I ended up working, as my one of my team members was off ill with Chicken Pox. I had thought this was likely earlier in the week and had taken both laptops with me, just in case I needed to work from my van. Friday night, I gave Phil Clegg a call to see if the assessment was still going ahead. It was. The conditions were going to be brutal.
Saturday - Assessment day.
I made my way down to the Paddlers where we would be meeting up. I was really not looking forward to this, as the thought of doing rescues/skills in the conditions would be very tough. Also, my fingers still hurt from the frost nip I received from Wednesdays paddle. When we were all present, James and Phil said they had discussed running the assessment in the conditions and if any of us wanted to postpone until later in the year we could. It was a very tough decision, as I had already spent a lot of time and energy getting to the assessment, but I decided I had to postpone. Due to my diabetes, I have poor circulation in my extremities, something which probably explains the frost nip I received, while both Lisa and James were fine. I knew if I carried on my fingers were only likely to get worse. It simply wasn't worth risking my fingers for. I am a bad guitarist with the ones I've got, so I don't really want to reduce these further. I really wasn't happy about putting off the assessment though and felt pretty fed up. The other three guys decided to go ahead with the assessment. I texted one of the guys later and asked how it was going.

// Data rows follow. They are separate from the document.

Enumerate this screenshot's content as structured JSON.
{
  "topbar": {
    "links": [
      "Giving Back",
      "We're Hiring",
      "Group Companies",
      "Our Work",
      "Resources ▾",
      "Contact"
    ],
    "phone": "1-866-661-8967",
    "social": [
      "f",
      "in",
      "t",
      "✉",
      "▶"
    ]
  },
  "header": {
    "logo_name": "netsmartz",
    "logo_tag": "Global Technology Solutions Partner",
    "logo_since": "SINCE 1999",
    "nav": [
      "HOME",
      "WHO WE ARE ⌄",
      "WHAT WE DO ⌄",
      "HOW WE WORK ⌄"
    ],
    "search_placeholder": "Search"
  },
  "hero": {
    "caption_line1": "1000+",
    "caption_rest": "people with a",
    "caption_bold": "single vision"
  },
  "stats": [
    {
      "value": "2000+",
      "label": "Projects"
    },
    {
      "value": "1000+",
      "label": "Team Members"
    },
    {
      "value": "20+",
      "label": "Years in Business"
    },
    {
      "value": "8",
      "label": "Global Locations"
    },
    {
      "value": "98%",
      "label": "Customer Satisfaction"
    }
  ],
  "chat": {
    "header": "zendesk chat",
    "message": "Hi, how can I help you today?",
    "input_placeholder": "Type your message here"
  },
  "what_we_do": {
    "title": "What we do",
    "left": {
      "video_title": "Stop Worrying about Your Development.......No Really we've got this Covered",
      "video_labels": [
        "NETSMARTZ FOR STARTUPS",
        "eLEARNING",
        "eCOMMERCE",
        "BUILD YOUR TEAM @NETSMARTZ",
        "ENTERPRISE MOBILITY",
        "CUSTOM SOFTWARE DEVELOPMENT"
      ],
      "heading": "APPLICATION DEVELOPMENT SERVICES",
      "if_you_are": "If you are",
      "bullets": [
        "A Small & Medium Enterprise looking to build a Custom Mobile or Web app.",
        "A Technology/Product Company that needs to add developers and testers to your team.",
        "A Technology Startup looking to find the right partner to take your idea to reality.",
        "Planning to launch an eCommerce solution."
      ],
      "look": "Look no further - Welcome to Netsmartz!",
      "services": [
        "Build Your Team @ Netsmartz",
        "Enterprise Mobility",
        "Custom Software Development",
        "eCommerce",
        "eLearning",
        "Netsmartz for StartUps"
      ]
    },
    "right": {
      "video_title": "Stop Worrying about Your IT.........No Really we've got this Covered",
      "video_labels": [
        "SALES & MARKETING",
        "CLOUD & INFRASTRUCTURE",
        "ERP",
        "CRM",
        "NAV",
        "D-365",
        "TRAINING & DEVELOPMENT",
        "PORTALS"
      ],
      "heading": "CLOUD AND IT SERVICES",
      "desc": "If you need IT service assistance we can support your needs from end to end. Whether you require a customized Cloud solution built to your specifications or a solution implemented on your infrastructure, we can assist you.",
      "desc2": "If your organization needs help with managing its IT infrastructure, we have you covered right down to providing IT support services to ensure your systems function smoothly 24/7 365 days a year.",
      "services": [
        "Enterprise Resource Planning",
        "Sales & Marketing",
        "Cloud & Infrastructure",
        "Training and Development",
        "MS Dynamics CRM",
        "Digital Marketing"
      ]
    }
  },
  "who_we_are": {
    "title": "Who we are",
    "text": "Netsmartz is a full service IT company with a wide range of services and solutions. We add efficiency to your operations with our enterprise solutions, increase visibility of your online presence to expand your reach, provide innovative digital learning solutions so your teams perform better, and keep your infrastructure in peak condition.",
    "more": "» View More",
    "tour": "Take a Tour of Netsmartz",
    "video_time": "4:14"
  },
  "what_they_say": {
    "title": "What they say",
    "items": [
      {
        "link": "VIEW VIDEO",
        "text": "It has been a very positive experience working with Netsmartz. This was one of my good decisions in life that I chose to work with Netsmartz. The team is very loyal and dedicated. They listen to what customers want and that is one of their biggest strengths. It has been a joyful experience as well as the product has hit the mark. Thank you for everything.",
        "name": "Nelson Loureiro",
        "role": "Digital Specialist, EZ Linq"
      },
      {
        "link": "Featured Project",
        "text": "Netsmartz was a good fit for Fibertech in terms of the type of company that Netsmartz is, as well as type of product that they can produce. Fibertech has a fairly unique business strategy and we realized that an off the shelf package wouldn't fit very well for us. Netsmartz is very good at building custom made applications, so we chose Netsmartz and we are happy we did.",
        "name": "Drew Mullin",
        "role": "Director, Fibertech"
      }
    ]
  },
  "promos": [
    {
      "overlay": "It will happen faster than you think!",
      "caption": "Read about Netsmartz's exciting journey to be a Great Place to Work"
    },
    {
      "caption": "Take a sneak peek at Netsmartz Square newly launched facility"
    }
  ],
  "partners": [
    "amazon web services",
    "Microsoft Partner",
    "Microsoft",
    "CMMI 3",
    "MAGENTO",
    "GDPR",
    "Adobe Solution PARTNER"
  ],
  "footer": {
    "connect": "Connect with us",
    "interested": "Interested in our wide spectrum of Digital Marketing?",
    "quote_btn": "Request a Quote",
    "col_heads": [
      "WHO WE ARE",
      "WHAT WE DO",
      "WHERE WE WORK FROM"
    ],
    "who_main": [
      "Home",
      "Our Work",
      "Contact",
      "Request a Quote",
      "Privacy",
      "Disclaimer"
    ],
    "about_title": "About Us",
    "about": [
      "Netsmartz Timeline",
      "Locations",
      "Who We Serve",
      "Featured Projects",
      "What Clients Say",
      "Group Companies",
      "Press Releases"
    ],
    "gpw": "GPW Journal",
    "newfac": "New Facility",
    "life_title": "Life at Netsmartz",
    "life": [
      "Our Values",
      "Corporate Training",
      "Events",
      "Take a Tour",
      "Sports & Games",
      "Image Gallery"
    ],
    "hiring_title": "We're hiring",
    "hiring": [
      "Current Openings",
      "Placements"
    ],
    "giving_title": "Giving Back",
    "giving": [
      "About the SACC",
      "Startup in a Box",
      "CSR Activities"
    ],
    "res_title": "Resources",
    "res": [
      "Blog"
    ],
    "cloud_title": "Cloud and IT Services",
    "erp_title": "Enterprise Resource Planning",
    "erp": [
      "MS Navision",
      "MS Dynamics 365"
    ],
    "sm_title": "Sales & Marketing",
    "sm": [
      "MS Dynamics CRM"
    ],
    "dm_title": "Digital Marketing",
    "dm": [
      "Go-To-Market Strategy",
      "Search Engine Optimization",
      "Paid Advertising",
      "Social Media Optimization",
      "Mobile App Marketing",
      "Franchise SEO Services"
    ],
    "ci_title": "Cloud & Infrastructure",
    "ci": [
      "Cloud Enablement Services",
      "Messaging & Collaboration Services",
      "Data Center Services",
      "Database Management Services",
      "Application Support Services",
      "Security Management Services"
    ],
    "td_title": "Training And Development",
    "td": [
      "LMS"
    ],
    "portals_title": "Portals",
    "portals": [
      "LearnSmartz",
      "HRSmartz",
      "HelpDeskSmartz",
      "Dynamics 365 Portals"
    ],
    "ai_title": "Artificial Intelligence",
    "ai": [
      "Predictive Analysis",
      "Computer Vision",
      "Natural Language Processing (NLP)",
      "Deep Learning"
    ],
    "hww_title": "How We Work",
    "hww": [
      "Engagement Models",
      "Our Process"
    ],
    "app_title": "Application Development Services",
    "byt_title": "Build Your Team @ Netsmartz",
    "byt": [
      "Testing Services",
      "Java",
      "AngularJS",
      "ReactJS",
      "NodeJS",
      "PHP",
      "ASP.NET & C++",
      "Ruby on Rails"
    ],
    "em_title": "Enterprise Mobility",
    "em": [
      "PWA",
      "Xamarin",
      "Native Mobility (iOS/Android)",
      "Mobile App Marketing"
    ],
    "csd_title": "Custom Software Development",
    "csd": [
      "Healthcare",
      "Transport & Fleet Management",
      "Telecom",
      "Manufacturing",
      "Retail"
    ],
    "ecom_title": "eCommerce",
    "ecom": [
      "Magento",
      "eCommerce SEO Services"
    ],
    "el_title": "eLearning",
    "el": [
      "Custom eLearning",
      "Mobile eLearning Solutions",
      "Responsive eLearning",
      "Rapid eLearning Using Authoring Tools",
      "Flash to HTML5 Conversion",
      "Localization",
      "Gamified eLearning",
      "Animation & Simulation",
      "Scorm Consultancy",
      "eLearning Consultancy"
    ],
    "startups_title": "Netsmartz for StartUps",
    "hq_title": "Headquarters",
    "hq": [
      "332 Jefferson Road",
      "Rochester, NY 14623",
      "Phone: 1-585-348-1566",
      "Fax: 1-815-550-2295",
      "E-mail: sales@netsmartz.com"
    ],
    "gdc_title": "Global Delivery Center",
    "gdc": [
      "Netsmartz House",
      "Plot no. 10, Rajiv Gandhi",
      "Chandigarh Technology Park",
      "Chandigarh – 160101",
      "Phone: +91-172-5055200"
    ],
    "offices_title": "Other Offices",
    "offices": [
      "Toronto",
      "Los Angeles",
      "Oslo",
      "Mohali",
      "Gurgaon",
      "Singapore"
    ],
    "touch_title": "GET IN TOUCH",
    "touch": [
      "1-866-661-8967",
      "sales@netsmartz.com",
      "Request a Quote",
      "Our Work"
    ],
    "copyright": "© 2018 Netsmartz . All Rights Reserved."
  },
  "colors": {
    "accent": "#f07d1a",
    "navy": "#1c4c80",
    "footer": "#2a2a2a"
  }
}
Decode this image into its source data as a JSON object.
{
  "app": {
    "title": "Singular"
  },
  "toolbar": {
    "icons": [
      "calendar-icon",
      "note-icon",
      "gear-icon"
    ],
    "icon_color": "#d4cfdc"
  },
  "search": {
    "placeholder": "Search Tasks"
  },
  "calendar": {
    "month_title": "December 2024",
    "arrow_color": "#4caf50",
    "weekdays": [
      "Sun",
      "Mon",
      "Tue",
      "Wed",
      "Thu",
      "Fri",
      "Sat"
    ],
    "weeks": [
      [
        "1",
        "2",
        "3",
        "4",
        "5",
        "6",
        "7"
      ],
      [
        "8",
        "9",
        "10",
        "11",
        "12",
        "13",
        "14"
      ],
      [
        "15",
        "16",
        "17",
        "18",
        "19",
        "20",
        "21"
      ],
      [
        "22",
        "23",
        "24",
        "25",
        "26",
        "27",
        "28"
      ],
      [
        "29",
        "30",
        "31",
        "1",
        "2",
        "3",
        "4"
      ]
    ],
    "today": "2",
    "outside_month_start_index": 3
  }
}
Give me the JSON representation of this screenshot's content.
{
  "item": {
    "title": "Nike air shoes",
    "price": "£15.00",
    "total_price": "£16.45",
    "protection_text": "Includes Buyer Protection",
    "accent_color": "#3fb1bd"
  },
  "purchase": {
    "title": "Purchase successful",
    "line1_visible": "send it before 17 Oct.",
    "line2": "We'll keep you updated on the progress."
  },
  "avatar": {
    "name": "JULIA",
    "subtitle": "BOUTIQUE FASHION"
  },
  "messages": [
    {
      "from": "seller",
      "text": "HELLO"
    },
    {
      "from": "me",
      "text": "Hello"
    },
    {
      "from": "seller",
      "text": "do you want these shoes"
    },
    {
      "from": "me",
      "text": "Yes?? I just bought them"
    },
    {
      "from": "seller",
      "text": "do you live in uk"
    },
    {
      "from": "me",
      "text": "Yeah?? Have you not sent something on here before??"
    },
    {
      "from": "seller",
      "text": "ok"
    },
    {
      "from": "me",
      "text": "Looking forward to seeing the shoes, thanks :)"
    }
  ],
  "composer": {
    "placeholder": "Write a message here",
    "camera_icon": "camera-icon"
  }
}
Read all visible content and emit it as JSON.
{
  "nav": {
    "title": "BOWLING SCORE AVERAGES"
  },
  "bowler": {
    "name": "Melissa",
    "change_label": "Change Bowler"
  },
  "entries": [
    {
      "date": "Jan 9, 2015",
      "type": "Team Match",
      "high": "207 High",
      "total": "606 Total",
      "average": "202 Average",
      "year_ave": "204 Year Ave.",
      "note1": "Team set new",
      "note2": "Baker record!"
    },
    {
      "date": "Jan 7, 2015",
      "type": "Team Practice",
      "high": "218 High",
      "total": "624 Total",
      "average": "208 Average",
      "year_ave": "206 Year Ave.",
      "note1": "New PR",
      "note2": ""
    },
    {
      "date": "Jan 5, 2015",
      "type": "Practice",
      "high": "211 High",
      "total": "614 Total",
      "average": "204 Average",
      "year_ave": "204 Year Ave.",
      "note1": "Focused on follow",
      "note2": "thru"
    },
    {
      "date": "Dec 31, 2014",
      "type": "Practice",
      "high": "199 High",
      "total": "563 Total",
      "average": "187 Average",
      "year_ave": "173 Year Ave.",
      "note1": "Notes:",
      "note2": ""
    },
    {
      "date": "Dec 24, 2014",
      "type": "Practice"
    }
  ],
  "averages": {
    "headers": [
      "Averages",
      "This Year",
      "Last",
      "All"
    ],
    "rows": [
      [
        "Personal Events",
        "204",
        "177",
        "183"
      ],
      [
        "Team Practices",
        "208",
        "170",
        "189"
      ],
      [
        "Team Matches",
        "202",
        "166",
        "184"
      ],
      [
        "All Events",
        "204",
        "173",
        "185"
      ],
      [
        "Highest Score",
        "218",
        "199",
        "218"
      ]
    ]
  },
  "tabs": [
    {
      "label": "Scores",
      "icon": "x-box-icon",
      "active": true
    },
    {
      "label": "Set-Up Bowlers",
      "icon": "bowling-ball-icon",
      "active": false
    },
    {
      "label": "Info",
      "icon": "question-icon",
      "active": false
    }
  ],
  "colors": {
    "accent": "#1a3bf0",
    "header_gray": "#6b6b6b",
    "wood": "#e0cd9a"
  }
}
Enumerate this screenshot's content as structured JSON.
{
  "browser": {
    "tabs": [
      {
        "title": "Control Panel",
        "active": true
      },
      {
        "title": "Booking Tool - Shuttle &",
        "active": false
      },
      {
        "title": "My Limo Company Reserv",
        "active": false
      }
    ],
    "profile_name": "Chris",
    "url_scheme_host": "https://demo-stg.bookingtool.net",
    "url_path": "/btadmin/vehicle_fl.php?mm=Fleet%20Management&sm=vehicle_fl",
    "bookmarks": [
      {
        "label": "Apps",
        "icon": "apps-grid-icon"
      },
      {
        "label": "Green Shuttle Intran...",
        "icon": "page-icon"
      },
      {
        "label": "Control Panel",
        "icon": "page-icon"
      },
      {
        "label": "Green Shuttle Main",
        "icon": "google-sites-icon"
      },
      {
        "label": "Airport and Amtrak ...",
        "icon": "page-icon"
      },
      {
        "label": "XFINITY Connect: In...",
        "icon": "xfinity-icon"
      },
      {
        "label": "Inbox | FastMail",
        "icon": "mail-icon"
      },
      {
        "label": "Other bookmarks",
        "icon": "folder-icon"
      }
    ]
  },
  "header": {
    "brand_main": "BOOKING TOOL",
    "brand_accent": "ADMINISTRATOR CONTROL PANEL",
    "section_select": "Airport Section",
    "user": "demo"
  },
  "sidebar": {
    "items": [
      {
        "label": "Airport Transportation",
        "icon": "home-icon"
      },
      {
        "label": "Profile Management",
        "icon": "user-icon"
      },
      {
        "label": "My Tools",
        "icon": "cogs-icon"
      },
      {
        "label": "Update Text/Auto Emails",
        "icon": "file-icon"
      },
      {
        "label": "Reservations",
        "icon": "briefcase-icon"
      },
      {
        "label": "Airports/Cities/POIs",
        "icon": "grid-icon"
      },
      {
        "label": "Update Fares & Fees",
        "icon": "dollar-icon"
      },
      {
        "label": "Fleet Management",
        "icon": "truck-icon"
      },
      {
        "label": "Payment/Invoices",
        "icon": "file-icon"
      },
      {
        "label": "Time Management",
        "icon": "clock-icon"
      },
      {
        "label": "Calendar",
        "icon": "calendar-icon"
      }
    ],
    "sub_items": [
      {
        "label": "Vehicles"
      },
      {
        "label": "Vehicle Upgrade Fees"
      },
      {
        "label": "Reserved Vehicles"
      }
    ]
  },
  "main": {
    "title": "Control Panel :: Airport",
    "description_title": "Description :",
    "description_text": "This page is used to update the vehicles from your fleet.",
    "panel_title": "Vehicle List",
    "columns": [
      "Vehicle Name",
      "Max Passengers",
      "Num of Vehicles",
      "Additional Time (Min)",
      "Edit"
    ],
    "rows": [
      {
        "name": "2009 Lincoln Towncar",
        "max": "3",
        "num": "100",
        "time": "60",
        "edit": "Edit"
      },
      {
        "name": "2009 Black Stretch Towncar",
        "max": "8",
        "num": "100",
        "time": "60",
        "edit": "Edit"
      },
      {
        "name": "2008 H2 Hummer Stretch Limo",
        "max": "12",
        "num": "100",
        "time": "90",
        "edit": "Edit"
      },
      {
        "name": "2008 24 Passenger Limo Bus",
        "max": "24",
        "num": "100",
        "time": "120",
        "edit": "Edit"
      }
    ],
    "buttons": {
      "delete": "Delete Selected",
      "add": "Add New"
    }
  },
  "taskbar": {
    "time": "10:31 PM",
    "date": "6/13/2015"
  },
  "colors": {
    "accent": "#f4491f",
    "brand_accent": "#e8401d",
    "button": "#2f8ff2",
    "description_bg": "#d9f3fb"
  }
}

I received a one word reply, "Cold"!
I later heard all three passed! Well done guys! Wow! In those conditions that is quite an achievement!